And that became the first place Barbara Mandrell would perform in Augusta in December of 1972. The future country music superstar booked with her family band was advertised to be doing shows “for one week only.”
Usually that meant performing three times a night at the Country Carousel to maybe the size of audiences that could fit into a dressing room at Nashville’s Ryman Auditorium.
Mandrell would return to Augusta many times to headline shows both in Bell Auditorium and the Augusta-Richmond County Civic Center (later James Brown Arena).
Other country stars who performed at the Country Carousel “for one week only” included Grand Ole Opry legends Dottie West, Little Jimmy Dickens, Nat Stuckey and Tex Ritter as well as famous country entertainers Ace Cannon and Jacky Ward.
Ward at that time was recording duets on Mercury Records with an unknown Oklahoma singer named Reba McEntire.

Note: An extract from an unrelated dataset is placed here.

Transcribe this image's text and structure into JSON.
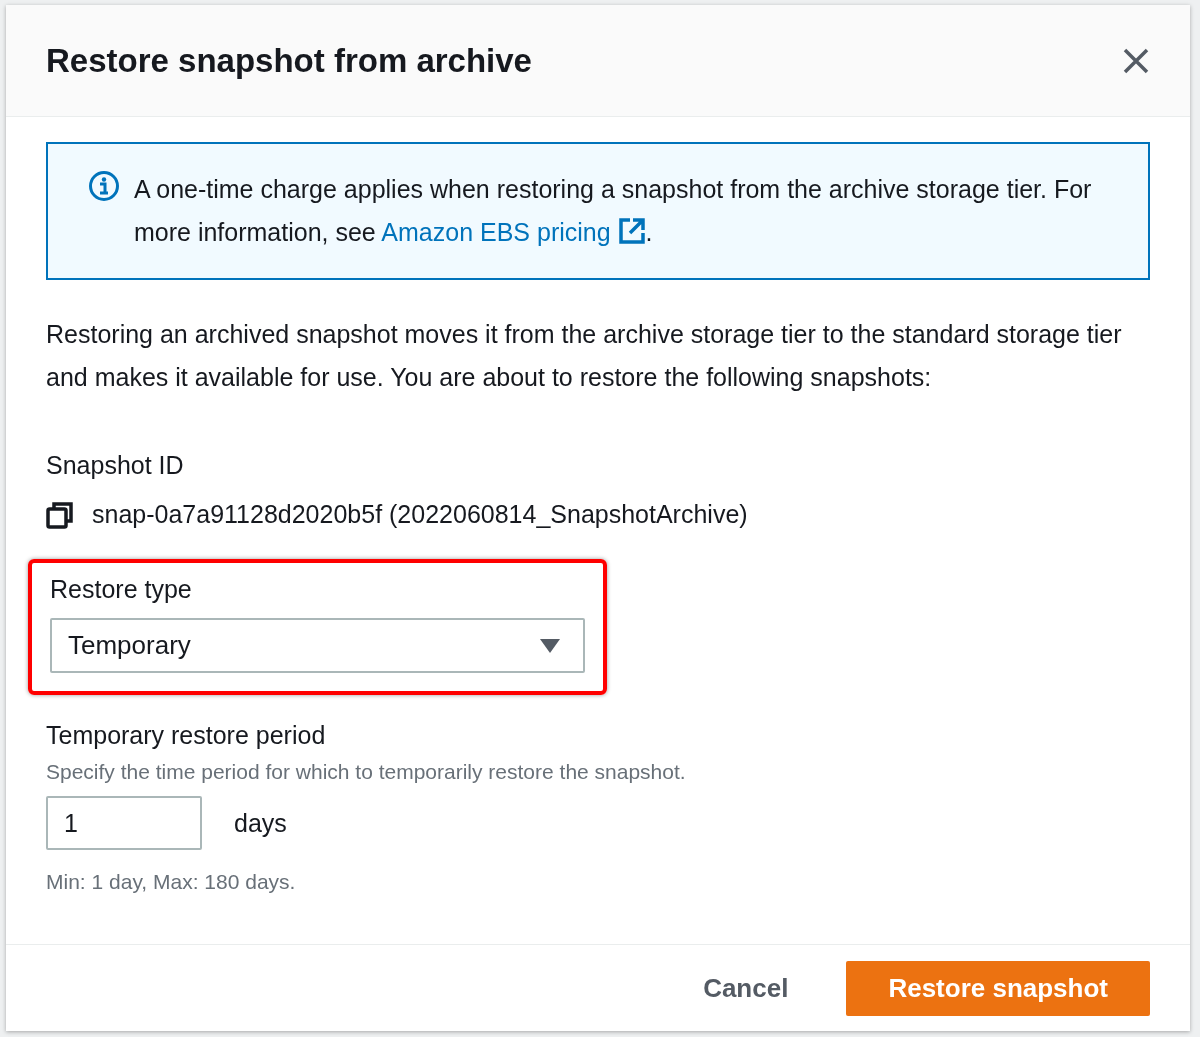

One night at the Country Carousel, Dottie West introduced me to a visitor and Augusta-area resident named Ginny Wright, who had been a star on the Louisiana Hayride show when Elvis Presley was making guest appearances on the popular radio program.
West told me that she and Wright were the only singers to have No. 1 duet hits with Jim Reeves before he was killed in a plane crash in 1964. West herself would die in a car crash in 1991 on the way to a Grand Ole Opry show.
By the late 1970s, the former Country Carousel had evolved into a Southern rock nightclub called the Whippin’ Post; named after a hit song by the Allman Brothers Band who recorded for Macon, Ga.,-based Capricorn Records.
Word has it that the Allman Brothers themselves slipped into the Whippin’ Post unannounced one night to surprise the Southern rock music fans.
One of the bands that played at the Whippin’ Post was a Florida group called Rukkus. The bass player, who had been born in Augusta’s St. Joseph Hospital (now Trinity), stood out from being so tall and having long blond hair.
That bass player, Terry Bollea, later would become world famous as wrestler Hulk Hogan.
Another Capricorn Records act that could be counted on always to pack the Whippin’ Post was the Eric Quincy Tate band, which in 1976 would record its live album Can’t Keep A Good Band Down at the Whippin’ Post.
There really wasn’t anybody named Eric Quincy Tate in the band. It was just a made-up name.
Also frequently performing at the Whippin’ Post was a great local rock band called Crossroads that featured popular local musician and later recording studio owner Robbie Ducey. Crossroads would perform shows through the South before breaking up and performing its last show at the Whippin’ Post on Labor Day weekend of 1977.
The last big nightclub attempt in the Nicholson Building in 1983 was another country music-theme offering called Sammy’s.
It was operated by long-time Augusta musician Sammy O’Banion, who would eventually move to Tennessee and then North Carolina where he would gain his biggest fame with his beach music band.
O’Banion even would be inducted into a beach music hall of fame. Too bad there isn’t a hall of fame for nightclubs with great memories or else the Country Carousel, Whippin’ Post, Sammy’s and Marine Room all might be eligible.